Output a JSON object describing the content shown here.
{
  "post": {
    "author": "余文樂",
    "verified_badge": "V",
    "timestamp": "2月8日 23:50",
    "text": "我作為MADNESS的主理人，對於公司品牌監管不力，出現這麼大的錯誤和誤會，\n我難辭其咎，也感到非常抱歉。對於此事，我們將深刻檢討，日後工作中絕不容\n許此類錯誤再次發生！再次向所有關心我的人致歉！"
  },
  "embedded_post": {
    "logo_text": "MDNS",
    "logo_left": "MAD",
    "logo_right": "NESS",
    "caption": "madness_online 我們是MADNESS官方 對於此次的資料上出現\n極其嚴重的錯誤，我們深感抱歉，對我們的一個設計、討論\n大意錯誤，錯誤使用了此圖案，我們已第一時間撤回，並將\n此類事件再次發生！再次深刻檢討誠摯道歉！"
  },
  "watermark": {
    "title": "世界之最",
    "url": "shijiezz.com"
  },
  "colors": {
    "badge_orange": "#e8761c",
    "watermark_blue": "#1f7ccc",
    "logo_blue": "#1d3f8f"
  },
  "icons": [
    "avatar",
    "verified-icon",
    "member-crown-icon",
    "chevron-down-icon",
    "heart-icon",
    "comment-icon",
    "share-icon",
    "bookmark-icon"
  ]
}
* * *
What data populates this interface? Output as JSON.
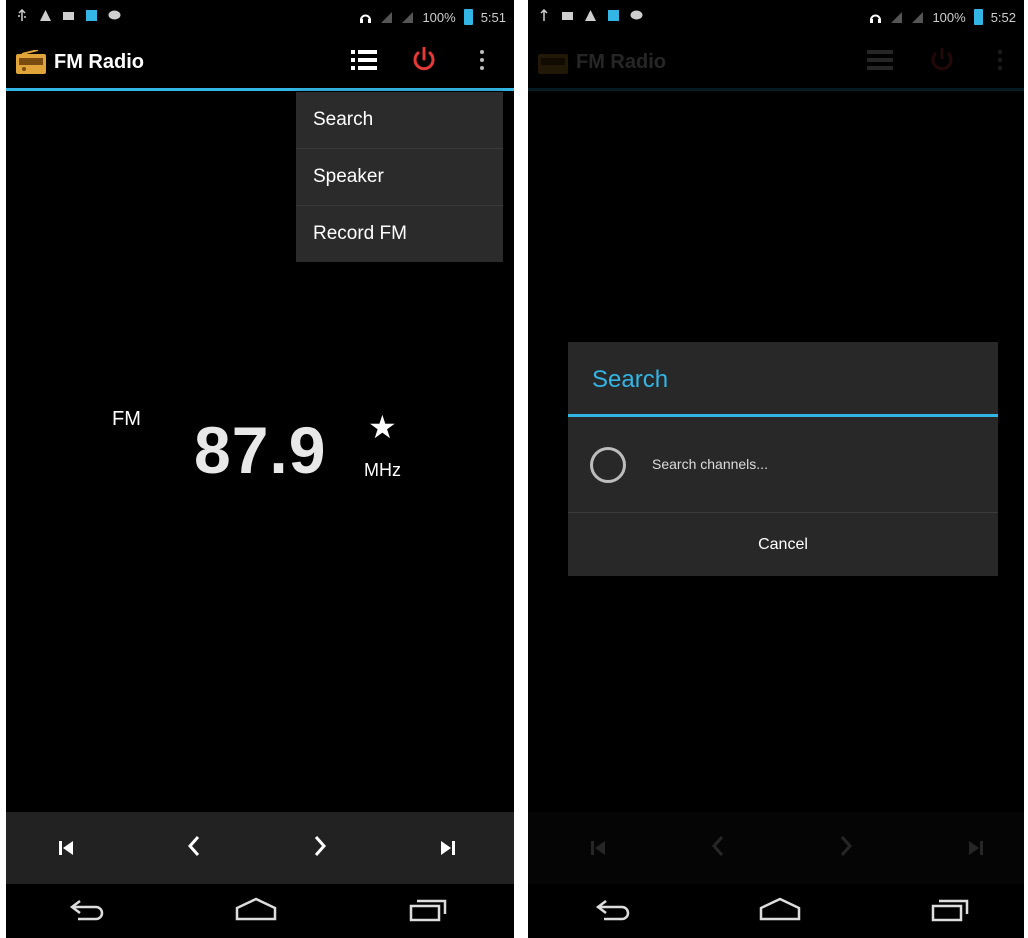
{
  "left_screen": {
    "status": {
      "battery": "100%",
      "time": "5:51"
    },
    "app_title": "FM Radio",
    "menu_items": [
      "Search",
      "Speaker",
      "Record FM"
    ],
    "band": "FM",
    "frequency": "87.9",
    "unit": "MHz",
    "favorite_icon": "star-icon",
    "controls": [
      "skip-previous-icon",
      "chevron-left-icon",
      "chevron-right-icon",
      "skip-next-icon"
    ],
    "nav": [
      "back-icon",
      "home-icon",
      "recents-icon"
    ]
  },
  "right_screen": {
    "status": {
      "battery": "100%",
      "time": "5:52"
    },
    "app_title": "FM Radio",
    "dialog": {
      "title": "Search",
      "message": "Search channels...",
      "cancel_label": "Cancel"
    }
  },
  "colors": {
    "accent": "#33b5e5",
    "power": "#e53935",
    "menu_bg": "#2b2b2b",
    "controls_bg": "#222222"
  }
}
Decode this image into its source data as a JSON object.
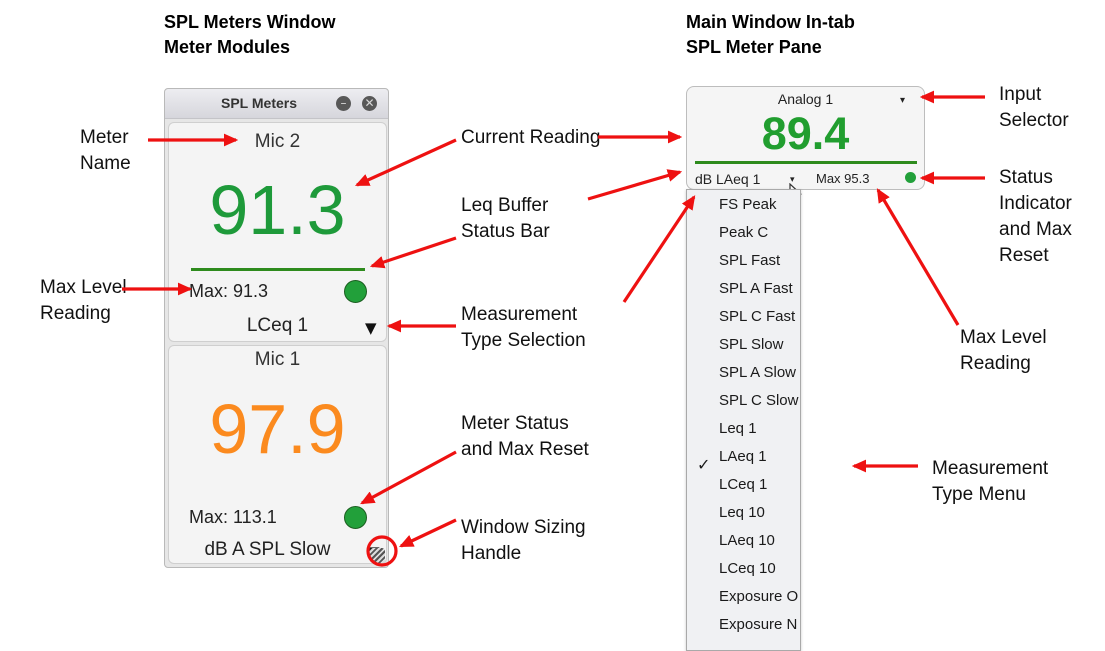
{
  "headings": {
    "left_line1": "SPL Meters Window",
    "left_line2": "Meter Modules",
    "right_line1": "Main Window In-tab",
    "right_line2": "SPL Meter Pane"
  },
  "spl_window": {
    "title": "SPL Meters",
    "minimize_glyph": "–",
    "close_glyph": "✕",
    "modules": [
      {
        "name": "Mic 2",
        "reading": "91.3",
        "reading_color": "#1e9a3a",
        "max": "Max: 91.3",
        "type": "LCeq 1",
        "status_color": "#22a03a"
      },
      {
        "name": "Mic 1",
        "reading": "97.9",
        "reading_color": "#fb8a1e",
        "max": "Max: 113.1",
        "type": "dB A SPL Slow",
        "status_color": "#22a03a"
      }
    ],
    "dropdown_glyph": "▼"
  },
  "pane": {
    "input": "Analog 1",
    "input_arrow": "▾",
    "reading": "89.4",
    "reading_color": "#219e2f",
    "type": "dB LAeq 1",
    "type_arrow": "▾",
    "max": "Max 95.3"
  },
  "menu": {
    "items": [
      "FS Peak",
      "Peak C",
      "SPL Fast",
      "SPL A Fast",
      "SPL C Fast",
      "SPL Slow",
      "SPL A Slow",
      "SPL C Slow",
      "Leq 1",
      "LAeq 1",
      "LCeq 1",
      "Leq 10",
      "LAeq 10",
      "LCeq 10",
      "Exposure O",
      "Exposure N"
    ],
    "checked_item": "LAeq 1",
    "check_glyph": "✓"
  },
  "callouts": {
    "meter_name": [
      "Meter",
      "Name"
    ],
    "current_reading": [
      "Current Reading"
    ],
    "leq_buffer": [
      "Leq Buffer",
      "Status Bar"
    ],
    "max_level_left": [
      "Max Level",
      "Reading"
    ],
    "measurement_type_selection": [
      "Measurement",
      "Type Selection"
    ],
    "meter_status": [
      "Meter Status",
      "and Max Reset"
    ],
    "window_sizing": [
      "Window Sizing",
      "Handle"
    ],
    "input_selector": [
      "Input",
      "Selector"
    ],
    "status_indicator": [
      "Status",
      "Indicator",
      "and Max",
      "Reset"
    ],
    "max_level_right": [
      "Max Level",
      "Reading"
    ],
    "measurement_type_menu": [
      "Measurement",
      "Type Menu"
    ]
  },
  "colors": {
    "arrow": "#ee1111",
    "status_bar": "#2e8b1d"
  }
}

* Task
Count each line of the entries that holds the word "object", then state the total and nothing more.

* Reply to the task
2